RALPH AND DAVY GO PICKING IN PARIS
The most influential guitar piece of the era has to be Davy Graham’s Angi. Everyone who was anyone played it, and many stilI do. And everyone played it differently. I suspect most of us who were less in the in crowd first heard it not from Davy Graham but from Paul Simon on the ‘Sounds of Silence’ LP which was so a big hit you could even buy it in the Shrewsbury branch of Woolworths.
When The Byrds released Sweetheart of the Rodeo in the autumn of 1968 and Dylan followed soon after with Nashville Skyline we didn’t quite know where to look. This was ‘Country ‘n’ Western’ and we’d never liked that. But we liked The Byrds and we still worshipped Dylan. Time for a rethink then…. Hey – these songs were fun to sing and play! Before long we understood – this was white blues; rural, working man’s music, real and rich with emotion, great tunes and good stories.

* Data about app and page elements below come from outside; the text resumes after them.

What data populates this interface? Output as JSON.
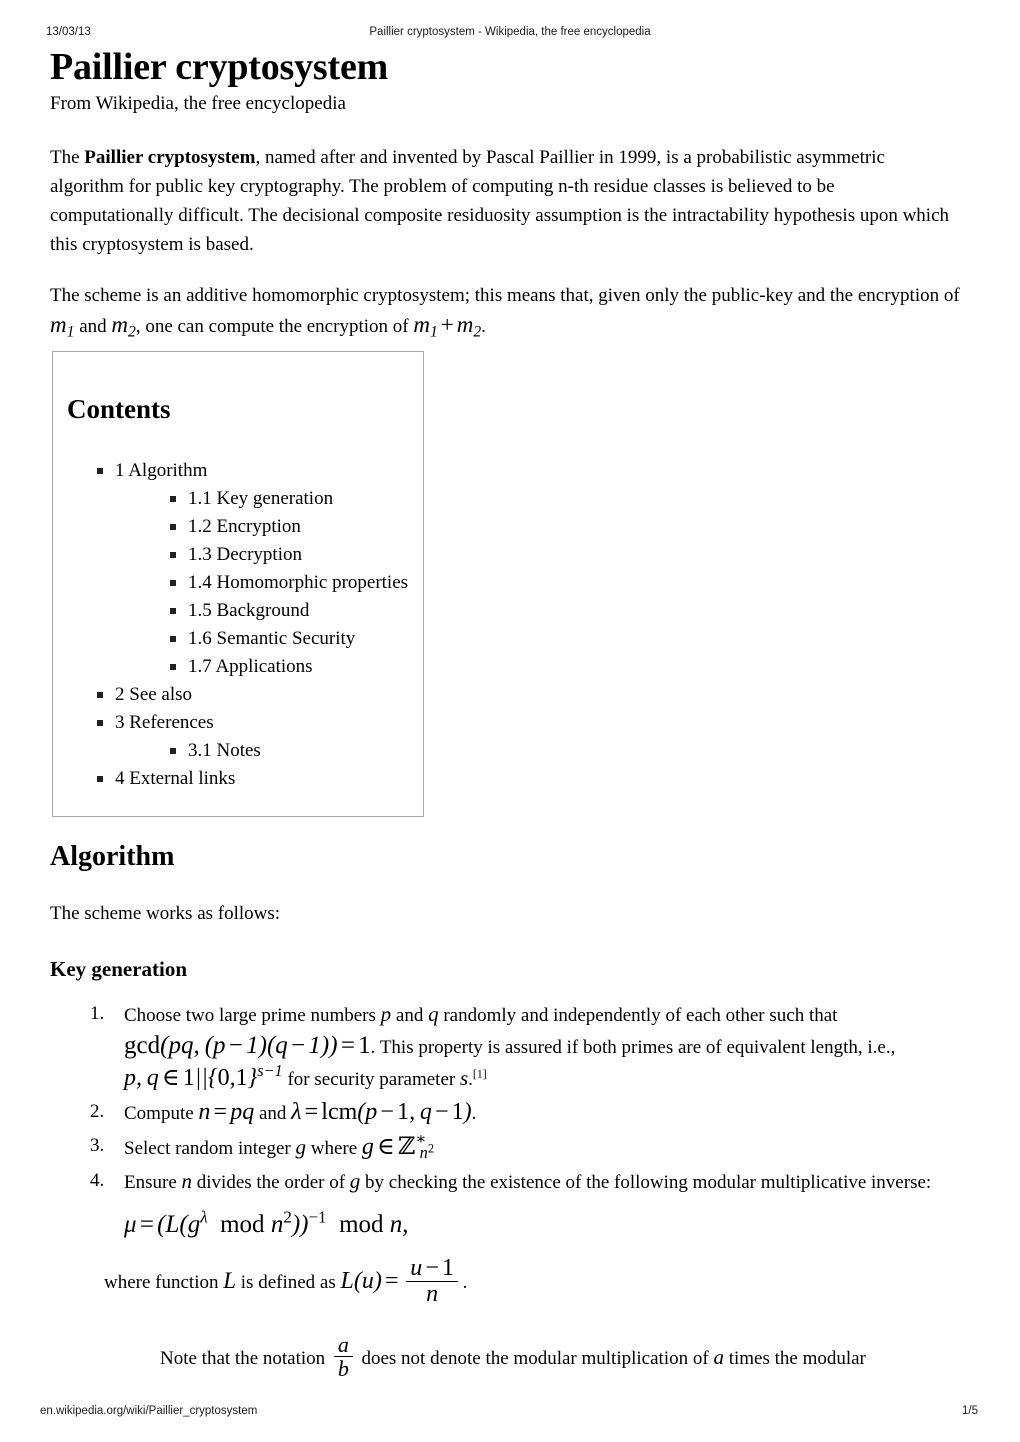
{
  "print_header": {
    "date": "13/03/13",
    "title": "Paillier cryptosystem - Wikipedia, the free encyclopedia"
  },
  "print_footer": {
    "url": "en.wikipedia.org/wiki/Paillier_cryptosystem",
    "page": "1/5"
  },
  "article": {
    "title": "Paillier cryptosystem",
    "tagline": "From Wikipedia, the free encyclopedia",
    "intro": {
      "p1_before_bold": "The ",
      "p1_bold": "Paillier cryptosystem",
      "p1_after_bold": ", named after and invented by Pascal Paillier in 1999, is a probabilistic asymmetric algorithm for public key cryptography. The problem of computing n-th residue classes is believed to be computationally difficult. The decisional composite residuosity assumption is the intractability hypothesis upon which this cryptosystem is based.",
      "p2_part1": "The scheme is an additive homomorphic cryptosystem; this means that, given only the public-key and the encryption of",
      "p2_math1": "m1",
      "p2_part2": "and",
      "p2_math2": "m2",
      "p2_part3": ", one can compute the encryption of",
      "p2_math3": "m1 + m2",
      "p2_part4": "."
    }
  },
  "toc": {
    "title": "Contents",
    "items": [
      {
        "label": "1 Algorithm",
        "children": [
          {
            "label": "1.1 Key generation"
          },
          {
            "label": "1.2 Encryption"
          },
          {
            "label": "1.3 Decryption"
          },
          {
            "label": "1.4 Homomorphic properties"
          },
          {
            "label": "1.5 Background"
          },
          {
            "label": "1.6 Semantic Security"
          },
          {
            "label": "1.7 Applications"
          }
        ]
      },
      {
        "label": "2 See also",
        "children": []
      },
      {
        "label": "3 References",
        "children": [
          {
            "label": "3.1 Notes"
          }
        ]
      },
      {
        "label": "4 External links",
        "children": []
      }
    ]
  },
  "algorithm": {
    "heading": "Algorithm",
    "lead": "The scheme works as follows:",
    "keygen_heading": "Key generation",
    "steps": [
      {
        "text_a": "Choose two large prime numbers",
        "math_p": "p",
        "text_b": "and",
        "math_q": "q",
        "text_c": "randomly and independently of each other such that",
        "math_gcd": "gcd(pq, (p − 1)(q − 1)) = 1",
        "text_d": ". This property is assured if both primes are of equivalent length, i.e.,",
        "math_members": "p, q ∈ 1||{0,1}^(s−1)",
        "text_e": "for security parameter",
        "math_s": "s",
        "text_f": ".",
        "ref": "[1]"
      },
      {
        "text_a": "Compute",
        "math_n": "n = pq",
        "text_b": "and",
        "math_lambda": "λ = lcm(p − 1, q − 1)",
        "text_c": "."
      },
      {
        "text_a": "Select random integer",
        "math_g": "g",
        "text_b": "where",
        "math_gset": "g ∈ Z*_{n²}"
      },
      {
        "text_a": "Ensure",
        "math_n": "n",
        "text_b": "divides the order of",
        "math_g": "g",
        "text_c": "by checking the existence of the following modular multiplicative inverse:",
        "math_mu": "μ = (L(g^λ mod n²))^(−1) mod n,",
        "cont_a": "where function",
        "math_L": "L",
        "cont_b": "is defined as",
        "math_Ldef": "L(u) = (u − 1) / n",
        "cont_c": ".",
        "note_a": "Note that the notation",
        "math_frac": "a / b",
        "note_b": "does not denote the modular multiplication of",
        "math_a": "a",
        "note_c": "times the modular"
      }
    ]
  }
}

So this song’s just an appreciation of all that. It’s in C with a chorus that starts on Am and a bridge that starts on F. As John Prine said, ‘ That’s all the chords I ever needed’.
BLACK AND WHITE

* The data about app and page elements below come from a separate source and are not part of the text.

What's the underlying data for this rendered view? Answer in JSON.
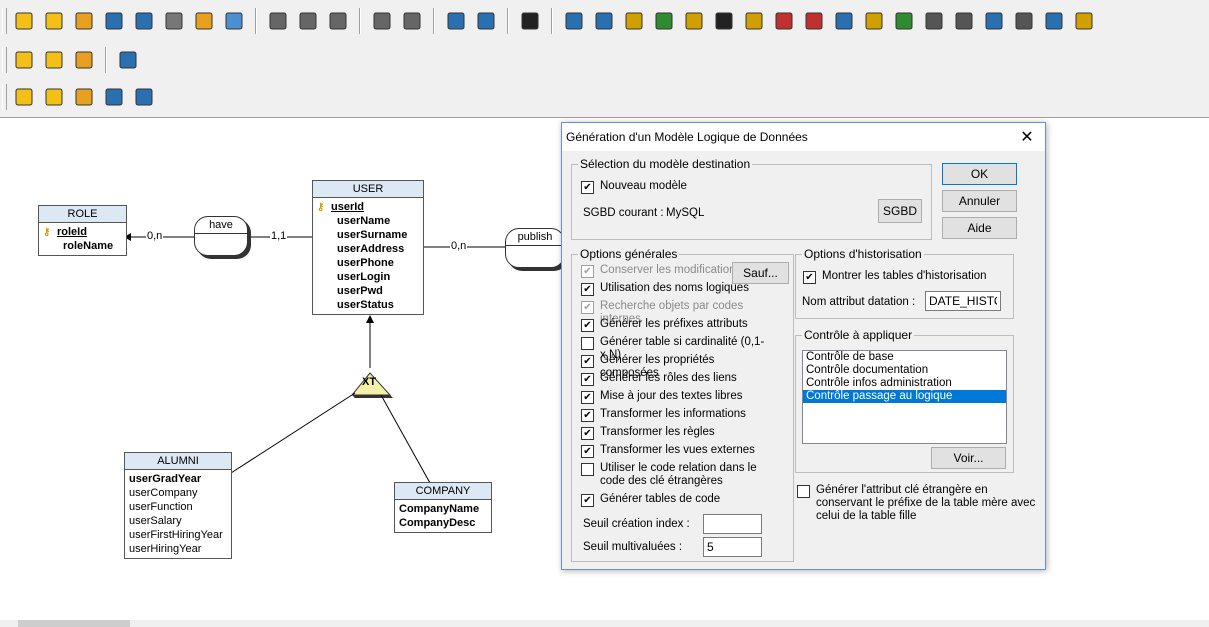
{
  "toolbar": {
    "row1_icons": [
      "new-document-icon",
      "new-folder-icon",
      "open-icon",
      "save-icon",
      "save-all-icon",
      "print-icon",
      "export-icon",
      "web-icon",
      "cut-icon",
      "copy-icon",
      "paste-icon",
      "undo-icon",
      "redo-icon",
      "zoom-icon",
      "grid-icon",
      "help-pointer-icon",
      "entity-tool-icon",
      "association-tool-icon",
      "inheritance-tool-icon",
      "constraint-tool-icon",
      "note-tool-icon",
      "info-tool-icon",
      "question-tool-icon",
      "link-tool-icon",
      "table-tool-icon",
      "view-tool-icon",
      "folder-tool-icon",
      "package-tool-icon",
      "group-tool-icon",
      "hierarchy-tool-icon",
      "matrix-tool-icon",
      "search-tool-icon",
      "select-tool-icon",
      "sheet-tool-icon"
    ],
    "row2_icons": [
      "lock-icon",
      "users-icon",
      "shield-icon",
      "filter-icon"
    ],
    "row3_icons": [
      "layers-icon",
      "model-icon",
      "generate-icon",
      "flag-icon",
      "binoculars-icon"
    ]
  },
  "diagram": {
    "role": {
      "name": "ROLE",
      "attributes": [
        "roleId",
        "roleName"
      ]
    },
    "user": {
      "name": "USER",
      "attributes": [
        "userId",
        "userName",
        "userSurname",
        "userAddress",
        "userPhone",
        "userLogin",
        "userPwd",
        "userStatus"
      ]
    },
    "alumni": {
      "name": "ALUMNI",
      "attributes": [
        "userGradYear",
        "userCompany",
        "userFunction",
        "userSalary",
        "userFirstHiringYear",
        "userHiringYear"
      ]
    },
    "company": {
      "name": "COMPANY",
      "attributes": [
        "CompanyName",
        "CompanyDesc"
      ]
    },
    "have": {
      "name": "have",
      "card_left": "0,n",
      "card_right": "1,1"
    },
    "publish": {
      "name": "publish",
      "card_left": "0,n"
    },
    "inheritance": {
      "label": "XT"
    }
  },
  "dialog": {
    "title": "Génération d'un Modèle Logique de Données",
    "close": "✕",
    "dest_group": {
      "label": "Sélection du modèle destination",
      "new_model": {
        "label": "Nouveau modèle",
        "checked": true
      },
      "sgbd_label": "SGBD courant :",
      "sgbd_value": "MySQL",
      "sgbd_button": "SGBD"
    },
    "buttons": {
      "ok": "OK",
      "cancel": "Annuler",
      "help": "Aide"
    },
    "general_group": {
      "label": "Options générales",
      "save_button": "Sauf...",
      "options": [
        {
          "label": "Conserver les modifications",
          "checked": true,
          "disabled": true
        },
        {
          "label": "Utilisation des noms logiques",
          "checked": true,
          "disabled": false
        },
        {
          "label": "Recherche objets par codes internes",
          "checked": true,
          "disabled": true
        },
        {
          "label": "Générer les préfixes attributs",
          "checked": true,
          "disabled": false
        },
        {
          "label": "Générer table si cardinalité (0,1-x,N)",
          "checked": false,
          "disabled": false
        },
        {
          "label": "Générer les propriétés composées",
          "checked": true,
          "disabled": false
        },
        {
          "label": "Générer les rôles des liens",
          "checked": true,
          "disabled": false
        },
        {
          "label": "Mise à jour des textes libres",
          "checked": true,
          "disabled": false
        },
        {
          "label": "Transformer les informations",
          "checked": true,
          "disabled": false
        },
        {
          "label": "Transformer les règles",
          "checked": true,
          "disabled": false
        },
        {
          "label": "Transformer les vues externes",
          "checked": true,
          "disabled": false
        },
        {
          "label": "Utiliser le code relation dans le code des clé étrangères",
          "checked": false,
          "disabled": false
        },
        {
          "label": "Générer tables de code",
          "checked": true,
          "disabled": false
        }
      ],
      "index_threshold_label": "Seuil création index :",
      "index_threshold_value": "",
      "multivalue_threshold_label": "Seuil multivaluées :",
      "multivalue_threshold_value": "5"
    },
    "history_group": {
      "label": "Options d'historisation",
      "show_history": {
        "label": "Montrer les tables d'historisation",
        "checked": true
      },
      "date_attr_label": "Nom attribut datation :",
      "date_attr_value": "DATE_HISTO"
    },
    "control_group": {
      "label": "Contrôle à appliquer",
      "items": [
        {
          "label": "Contrôle de base",
          "selected": false
        },
        {
          "label": "Contrôle documentation",
          "selected": false
        },
        {
          "label": "Contrôle infos administration",
          "selected": false
        },
        {
          "label": "Contrôle passage au logique",
          "selected": true
        }
      ],
      "view_button": "Voir..."
    },
    "fk_option": {
      "label": "Générer l'attribut clé étrangère en conservant le préfixe de la table mère avec celui de la table fille",
      "checked": false
    }
  }
}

Nobody can play like Bert Jansch and I wouldn’t dare to try. This guitar arrangement just gives a few pointers – I can do no more. Bert rarely used as regular a bass as I do, and rarely played straight chords, but hey - I’m just a mortal.

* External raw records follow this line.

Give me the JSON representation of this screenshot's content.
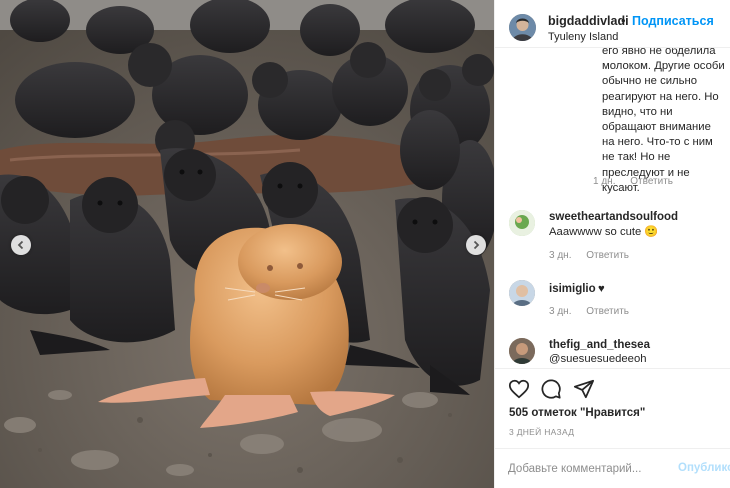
{
  "post": {
    "username": "bigdaddivladi",
    "separator": "•",
    "follow_label": "Подписаться",
    "location": "Tyuleny Island"
  },
  "caption": {
    "text": "его явно не обделила молоком. Другие особи обычно не сильно реагируют на него. Но видно, что ни обращают внимание на него. Что-то с ним не так! Но не преследуют и не кусают.",
    "time": "1 дн.",
    "reply_label": "Ответить"
  },
  "comments": [
    {
      "username": "sweetheartandsoulfood",
      "text": "Aaawwww so cute 🙂",
      "time": "3 дн.",
      "reply_label": "Ответить"
    },
    {
      "username": "isimiglio",
      "text": "♥",
      "time": "3 дн.",
      "reply_label": "Ответить"
    },
    {
      "username": "thefig_and_thesea",
      "text": "@suesuesuedeeoh"
    }
  ],
  "actions": {
    "likes_text": "505 отметок \"Нравится\"",
    "date_text": "3 ДНЕЙ НАЗАД",
    "icons": [
      "heart-icon",
      "comment-icon",
      "share-icon"
    ]
  },
  "add_comment": {
    "placeholder": "Добавьте комментарий...",
    "publish_label": "Опубликовать"
  },
  "colors": {
    "link_blue": "#0095f6",
    "publish_disabled": "#b2dffc",
    "secondary_text": "#8e8e8e",
    "border": "#efefef",
    "seal_dark": "#2b2a2c",
    "albino_seal": "#d99a5e"
  },
  "photo": {
    "icons": [
      "chevron-left-icon",
      "chevron-right-icon"
    ]
  }
}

It’s worth remembering too that Bert has always regarded himself as a songwriter who just uses the guitar as the song’s vehicle – the antithesis of a guitar show off.
RED RAG BLUES
Even before country music got respectable in our eyes, old time country guitar picking by the likes of Doc Watson was OK by me. Stefan Grossman seemed to spend most of his life playing in college concert rooms back then, while rows of young men (always men) watched his fingers like a dog watches the last sausage. This piece just uses a few Doc type phrases mostly picked up from Stefan.
GONE AWAY FROM YOU
Al Stewart, before he went to California and became rich and famous with The Year of the Cat had a great line in songs about the seedier side of the scene. This is in his style.
I had to end this set of 60s influenced songs with this – written in about 1979 (just after Joe Boyd’s 60s ended). I think that the social history of the 60s scene needs to be written in terms of a clash between anger and optimism, impatience and acceptance, challenge and opting out. That’s what this story is about. It’s a sort of novel and only partly true. For the benefit of those less grey haired than I am, I should explain that the Bader Meinhoff gang were pretty scary Euro terrorists who killed people and looked just like me.
So there you have it. Graham's latest album as described by himself. Take a listen, download and enjoy.